On appeal, Zirkelbach argues that the limitation of damages constitutes an illegal exculpatory clause, which Montana’s courts have a long history of prohibiting. Zirkelbach contends that allowing DOWL to limit their liability would effectively permit DOWL to contract away repercussions for their negligence. Zirkelbach also maintains that the clause is ambiguous and therefore should be disregarded. DOWL argues on appeal that their clause simply limits a part of liability, and therefore is not exculpatory. DOWL contends that this kind of clause is not only enforceable, but common between two sophisticated entities––such as Zirkelbach and DOWL––who have the freedom to contract. Ultimately, the Court must decide on appeal whether the freedom to contract extends to a party’s ability to limit their own liability to a minimal amount of their foreseeable damages.

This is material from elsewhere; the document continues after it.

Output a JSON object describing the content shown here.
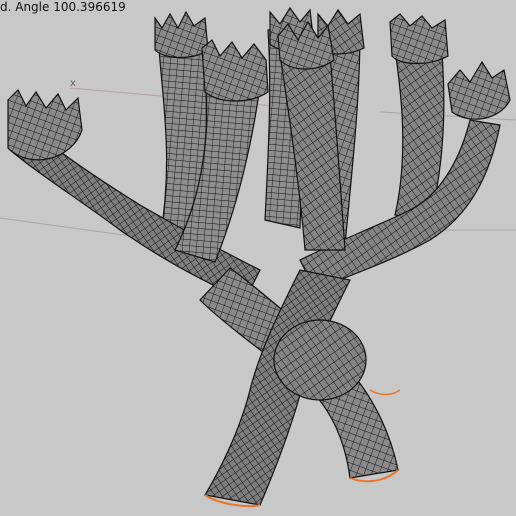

Jennifer Shannon, Oral Argument Preview, Zirkelbach Construction, Inc. v. DOWL, LLC dba DOWL HKM: Do Parties Have the Freedom to Contractually Limit their Liability?, 78 Mont. L. Rev. Online 87, https://scholarship.law.umt.edu/mlr_online/vol78/iss1/9.